“Would you say the same to someone with cancer?” Patrick Kennedy responded. “Are you going to play with someone’s life who has cancer that way?”
In 2002, President Bush backed mental health parity but cautioned that a plan must not “significantly run up the cost of health care.” In 2003, a presidential commission on mental health supported the idea but did not include it in a list of specific goals, and the president has not mentioned it since.
Given that Congress may have only to the end of the year to find a compromise, the broader support for the Senate bill may win out.
“If the House doesn’t accede to the Senate point of view then the opportunity to get this thing passed disappears for a long time,” said Buckley, who pointed out that the House bill could not get through the Senate.

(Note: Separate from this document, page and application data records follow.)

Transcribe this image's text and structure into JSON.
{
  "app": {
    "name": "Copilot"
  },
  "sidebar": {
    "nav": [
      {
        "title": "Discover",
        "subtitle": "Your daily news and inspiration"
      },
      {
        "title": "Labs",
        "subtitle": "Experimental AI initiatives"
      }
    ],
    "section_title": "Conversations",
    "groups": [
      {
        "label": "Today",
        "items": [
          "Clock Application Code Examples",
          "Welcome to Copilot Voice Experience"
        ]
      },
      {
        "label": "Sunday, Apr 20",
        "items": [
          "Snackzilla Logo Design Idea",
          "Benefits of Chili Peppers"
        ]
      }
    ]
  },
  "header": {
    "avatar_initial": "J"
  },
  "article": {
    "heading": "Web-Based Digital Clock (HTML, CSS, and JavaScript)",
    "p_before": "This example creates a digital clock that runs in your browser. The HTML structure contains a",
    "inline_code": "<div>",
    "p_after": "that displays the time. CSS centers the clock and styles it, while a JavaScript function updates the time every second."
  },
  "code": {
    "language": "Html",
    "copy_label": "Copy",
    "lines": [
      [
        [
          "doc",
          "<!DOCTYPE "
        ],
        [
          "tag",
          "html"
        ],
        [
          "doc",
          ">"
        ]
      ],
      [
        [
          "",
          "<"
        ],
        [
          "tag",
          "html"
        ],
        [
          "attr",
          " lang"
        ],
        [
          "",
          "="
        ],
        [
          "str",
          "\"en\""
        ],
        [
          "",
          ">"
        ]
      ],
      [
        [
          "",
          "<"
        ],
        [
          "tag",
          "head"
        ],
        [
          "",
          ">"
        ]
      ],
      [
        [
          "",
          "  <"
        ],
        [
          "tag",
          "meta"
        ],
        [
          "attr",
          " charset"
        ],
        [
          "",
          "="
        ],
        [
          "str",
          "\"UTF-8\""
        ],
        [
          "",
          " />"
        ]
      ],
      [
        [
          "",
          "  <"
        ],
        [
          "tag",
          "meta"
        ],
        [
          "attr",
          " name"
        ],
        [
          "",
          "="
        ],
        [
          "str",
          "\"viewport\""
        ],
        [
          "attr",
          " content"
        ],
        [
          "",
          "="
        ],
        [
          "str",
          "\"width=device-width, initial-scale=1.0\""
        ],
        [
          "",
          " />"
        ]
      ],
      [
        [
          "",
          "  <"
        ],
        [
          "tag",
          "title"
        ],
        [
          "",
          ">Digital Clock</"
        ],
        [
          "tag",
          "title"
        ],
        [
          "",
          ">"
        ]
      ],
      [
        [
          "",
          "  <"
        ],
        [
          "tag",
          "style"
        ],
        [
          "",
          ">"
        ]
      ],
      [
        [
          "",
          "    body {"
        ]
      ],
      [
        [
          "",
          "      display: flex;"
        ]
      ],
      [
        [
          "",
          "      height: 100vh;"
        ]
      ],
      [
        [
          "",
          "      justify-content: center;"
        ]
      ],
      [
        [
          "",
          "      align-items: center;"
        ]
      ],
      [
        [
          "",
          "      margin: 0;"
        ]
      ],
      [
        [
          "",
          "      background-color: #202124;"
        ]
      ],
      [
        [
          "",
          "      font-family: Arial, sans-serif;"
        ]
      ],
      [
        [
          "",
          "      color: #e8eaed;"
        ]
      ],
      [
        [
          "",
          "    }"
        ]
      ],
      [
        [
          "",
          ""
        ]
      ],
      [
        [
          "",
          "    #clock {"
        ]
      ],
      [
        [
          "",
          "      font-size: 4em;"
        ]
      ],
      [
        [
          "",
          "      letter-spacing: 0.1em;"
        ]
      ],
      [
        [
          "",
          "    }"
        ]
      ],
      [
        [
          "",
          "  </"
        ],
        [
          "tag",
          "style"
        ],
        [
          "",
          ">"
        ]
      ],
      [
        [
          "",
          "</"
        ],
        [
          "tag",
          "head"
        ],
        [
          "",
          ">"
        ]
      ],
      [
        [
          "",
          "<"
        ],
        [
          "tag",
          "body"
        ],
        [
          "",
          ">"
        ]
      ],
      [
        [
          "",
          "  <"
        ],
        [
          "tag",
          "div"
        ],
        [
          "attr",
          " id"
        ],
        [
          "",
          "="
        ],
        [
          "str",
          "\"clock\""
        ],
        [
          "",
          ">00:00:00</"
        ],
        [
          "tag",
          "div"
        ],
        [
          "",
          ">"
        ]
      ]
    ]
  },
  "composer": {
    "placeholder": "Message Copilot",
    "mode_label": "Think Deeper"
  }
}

“What do you want?” asked Domenici, who backs the Senate plan. “If you want every last drop then you’re not going to get a bill.”
Meanwhile, advocates say the anniversary of Wellstone’s death would mark a fitting time to enact legislation. In a speech on the Senate floor commemorating Wellstone, Republican Sen. Norm Coleman said: “I cannot imagine a better way to honor Paul’s legacy than sending a strong mental health parity bill to the president of the United States and have him sign it into law.”
Adam Graham-Silverman covers foreign policy and economics for Congressional Quarterly in Washington D.C. and is MinnPost’s Washington correspondent. He can be reached at agrahamsilverman [at] minnpost [dot] com.